(Stored records)
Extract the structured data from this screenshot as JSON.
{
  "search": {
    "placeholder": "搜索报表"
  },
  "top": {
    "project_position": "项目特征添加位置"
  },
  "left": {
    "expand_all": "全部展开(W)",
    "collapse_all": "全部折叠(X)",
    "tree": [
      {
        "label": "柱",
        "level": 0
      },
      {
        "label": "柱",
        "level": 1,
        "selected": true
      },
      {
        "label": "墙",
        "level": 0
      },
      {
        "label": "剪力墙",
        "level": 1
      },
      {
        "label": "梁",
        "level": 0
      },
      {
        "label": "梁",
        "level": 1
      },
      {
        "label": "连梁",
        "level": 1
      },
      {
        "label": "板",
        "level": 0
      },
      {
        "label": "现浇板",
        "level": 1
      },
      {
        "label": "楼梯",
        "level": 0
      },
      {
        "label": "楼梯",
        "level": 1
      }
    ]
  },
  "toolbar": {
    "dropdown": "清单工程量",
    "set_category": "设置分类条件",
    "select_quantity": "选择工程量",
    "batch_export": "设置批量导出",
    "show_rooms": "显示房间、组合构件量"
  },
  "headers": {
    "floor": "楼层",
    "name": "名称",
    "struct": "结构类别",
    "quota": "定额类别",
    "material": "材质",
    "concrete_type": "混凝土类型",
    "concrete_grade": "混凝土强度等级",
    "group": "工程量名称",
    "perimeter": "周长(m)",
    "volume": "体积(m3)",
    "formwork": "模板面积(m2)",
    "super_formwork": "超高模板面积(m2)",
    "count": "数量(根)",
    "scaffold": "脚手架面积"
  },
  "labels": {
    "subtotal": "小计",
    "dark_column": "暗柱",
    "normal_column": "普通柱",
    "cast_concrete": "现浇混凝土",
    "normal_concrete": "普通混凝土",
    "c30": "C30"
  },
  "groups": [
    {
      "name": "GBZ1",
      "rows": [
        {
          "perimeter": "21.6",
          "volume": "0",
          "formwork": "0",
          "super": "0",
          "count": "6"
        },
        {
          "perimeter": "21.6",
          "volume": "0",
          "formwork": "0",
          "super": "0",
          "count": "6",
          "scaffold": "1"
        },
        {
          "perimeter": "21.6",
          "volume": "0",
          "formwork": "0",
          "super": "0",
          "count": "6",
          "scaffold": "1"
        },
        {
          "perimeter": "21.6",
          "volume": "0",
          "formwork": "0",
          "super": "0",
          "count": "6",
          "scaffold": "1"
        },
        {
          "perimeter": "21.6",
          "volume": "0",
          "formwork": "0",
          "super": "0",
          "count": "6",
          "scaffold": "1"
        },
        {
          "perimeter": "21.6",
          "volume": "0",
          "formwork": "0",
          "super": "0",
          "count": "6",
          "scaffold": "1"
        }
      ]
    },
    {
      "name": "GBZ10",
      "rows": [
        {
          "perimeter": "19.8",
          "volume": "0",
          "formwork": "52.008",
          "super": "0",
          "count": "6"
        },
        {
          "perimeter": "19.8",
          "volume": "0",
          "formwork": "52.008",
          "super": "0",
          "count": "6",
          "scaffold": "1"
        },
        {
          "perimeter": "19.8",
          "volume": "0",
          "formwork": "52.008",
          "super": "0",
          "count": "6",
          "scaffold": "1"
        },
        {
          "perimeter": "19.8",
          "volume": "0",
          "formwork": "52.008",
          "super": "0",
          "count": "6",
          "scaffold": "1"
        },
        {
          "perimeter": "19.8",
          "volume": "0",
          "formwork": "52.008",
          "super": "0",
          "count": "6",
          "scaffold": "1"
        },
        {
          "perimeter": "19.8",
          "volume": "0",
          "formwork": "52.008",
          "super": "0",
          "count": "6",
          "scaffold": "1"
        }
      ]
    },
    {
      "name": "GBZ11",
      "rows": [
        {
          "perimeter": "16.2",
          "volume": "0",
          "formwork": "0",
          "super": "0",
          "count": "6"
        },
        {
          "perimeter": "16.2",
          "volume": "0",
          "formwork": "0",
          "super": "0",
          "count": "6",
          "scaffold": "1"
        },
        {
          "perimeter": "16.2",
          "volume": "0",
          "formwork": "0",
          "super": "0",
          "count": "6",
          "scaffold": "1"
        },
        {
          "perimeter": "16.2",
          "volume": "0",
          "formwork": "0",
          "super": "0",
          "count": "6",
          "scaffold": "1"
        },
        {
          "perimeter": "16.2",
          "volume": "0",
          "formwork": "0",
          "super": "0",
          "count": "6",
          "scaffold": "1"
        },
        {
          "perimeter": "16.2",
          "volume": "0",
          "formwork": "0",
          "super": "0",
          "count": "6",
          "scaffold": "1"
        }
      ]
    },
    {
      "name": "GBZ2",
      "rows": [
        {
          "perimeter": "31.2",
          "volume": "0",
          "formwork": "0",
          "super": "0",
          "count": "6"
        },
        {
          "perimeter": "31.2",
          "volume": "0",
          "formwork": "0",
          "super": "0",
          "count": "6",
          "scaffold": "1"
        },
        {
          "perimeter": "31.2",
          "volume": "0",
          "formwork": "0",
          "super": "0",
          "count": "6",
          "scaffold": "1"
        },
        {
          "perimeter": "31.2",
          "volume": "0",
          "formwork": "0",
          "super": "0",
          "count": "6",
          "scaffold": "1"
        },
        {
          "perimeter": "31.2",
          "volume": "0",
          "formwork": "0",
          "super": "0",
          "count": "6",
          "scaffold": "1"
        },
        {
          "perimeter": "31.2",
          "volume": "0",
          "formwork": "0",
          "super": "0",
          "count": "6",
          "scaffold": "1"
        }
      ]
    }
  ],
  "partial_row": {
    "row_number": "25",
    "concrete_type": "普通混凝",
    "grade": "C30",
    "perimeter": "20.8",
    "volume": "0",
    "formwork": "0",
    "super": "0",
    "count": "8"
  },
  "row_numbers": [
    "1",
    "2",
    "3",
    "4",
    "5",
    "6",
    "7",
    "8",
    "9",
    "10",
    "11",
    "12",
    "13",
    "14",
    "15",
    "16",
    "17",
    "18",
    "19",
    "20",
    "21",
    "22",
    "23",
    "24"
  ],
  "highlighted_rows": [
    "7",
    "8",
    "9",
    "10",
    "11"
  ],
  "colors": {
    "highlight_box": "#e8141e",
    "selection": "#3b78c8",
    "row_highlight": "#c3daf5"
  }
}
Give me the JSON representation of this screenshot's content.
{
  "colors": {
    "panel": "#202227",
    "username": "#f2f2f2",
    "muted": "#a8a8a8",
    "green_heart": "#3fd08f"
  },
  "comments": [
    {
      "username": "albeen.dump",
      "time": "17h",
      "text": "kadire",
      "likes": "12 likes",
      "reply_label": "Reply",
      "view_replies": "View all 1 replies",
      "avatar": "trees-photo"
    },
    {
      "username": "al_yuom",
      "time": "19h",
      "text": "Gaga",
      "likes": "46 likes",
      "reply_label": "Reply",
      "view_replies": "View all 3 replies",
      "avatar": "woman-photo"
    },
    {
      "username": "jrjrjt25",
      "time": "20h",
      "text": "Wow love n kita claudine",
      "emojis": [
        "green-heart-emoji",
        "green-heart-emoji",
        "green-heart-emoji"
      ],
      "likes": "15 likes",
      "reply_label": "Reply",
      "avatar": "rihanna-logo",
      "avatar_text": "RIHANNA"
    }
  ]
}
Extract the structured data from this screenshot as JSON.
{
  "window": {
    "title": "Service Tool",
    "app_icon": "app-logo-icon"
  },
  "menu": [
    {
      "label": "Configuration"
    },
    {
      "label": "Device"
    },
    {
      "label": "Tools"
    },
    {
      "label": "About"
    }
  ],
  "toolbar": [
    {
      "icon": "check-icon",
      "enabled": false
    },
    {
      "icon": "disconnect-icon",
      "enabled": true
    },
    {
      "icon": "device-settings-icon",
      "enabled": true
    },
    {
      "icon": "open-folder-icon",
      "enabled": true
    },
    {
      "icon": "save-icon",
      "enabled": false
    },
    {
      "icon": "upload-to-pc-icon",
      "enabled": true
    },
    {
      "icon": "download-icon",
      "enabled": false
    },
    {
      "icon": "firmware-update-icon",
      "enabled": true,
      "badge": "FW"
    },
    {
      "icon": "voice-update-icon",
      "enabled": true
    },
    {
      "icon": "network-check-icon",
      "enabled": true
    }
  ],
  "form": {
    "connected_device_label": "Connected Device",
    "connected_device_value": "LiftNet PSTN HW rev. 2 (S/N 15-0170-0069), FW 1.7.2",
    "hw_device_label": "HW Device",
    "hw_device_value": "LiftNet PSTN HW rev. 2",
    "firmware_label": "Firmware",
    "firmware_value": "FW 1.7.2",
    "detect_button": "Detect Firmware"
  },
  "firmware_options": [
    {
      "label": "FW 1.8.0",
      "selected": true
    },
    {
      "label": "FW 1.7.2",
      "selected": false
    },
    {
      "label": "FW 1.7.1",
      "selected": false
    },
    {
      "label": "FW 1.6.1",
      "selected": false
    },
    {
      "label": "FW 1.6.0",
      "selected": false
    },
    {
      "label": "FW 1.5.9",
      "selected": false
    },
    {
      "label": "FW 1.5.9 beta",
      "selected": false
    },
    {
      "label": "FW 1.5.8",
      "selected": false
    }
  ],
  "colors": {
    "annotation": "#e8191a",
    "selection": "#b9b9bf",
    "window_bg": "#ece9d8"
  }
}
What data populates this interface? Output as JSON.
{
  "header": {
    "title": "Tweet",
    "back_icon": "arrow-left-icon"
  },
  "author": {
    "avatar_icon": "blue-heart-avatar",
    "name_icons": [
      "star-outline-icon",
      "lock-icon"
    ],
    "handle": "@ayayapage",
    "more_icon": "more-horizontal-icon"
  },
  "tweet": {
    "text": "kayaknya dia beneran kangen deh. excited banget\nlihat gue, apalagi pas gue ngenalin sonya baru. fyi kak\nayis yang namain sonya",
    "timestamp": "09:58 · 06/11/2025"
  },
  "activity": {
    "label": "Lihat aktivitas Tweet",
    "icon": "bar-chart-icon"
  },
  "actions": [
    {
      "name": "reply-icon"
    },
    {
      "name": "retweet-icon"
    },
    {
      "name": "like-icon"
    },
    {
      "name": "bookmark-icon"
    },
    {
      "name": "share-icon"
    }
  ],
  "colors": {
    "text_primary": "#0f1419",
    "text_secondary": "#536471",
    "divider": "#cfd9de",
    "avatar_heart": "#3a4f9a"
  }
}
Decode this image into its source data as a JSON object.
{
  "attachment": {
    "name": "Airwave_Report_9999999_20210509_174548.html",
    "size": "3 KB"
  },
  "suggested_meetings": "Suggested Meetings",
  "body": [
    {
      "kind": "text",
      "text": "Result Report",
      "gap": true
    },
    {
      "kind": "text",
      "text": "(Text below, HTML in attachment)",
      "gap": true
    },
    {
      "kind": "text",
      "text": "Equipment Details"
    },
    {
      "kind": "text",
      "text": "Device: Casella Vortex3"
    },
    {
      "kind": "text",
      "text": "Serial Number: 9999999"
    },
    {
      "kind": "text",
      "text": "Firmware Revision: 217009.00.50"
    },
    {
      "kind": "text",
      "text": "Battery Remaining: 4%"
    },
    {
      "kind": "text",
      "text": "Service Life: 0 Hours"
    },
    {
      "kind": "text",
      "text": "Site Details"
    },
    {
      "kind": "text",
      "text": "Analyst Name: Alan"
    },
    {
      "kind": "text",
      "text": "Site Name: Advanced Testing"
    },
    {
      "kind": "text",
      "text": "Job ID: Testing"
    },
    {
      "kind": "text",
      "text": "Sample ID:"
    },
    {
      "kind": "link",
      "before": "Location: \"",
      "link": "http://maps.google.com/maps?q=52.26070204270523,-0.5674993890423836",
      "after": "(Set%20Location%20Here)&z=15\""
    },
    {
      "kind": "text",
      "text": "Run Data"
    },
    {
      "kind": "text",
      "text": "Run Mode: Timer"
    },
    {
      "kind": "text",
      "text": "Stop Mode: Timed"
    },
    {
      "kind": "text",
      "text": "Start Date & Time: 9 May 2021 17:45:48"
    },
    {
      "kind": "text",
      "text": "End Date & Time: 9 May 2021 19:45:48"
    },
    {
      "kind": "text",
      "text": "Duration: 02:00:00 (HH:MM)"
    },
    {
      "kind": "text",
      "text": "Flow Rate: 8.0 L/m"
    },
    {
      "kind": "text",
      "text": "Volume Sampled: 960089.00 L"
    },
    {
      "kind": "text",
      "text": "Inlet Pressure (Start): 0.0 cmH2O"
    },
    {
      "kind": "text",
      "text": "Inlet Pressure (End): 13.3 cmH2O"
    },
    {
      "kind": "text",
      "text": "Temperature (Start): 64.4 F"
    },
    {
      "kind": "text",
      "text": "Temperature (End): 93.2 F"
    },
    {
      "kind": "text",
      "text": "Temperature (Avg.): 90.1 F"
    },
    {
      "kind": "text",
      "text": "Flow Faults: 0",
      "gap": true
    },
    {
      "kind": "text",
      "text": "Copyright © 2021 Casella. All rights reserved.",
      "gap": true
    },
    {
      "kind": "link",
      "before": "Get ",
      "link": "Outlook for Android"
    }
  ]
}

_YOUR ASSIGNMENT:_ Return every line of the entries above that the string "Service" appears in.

_OUTPUT OF THE EXERCISE:_
    "title": "Service Tool",
      "text": "Service Life: 0 Hours"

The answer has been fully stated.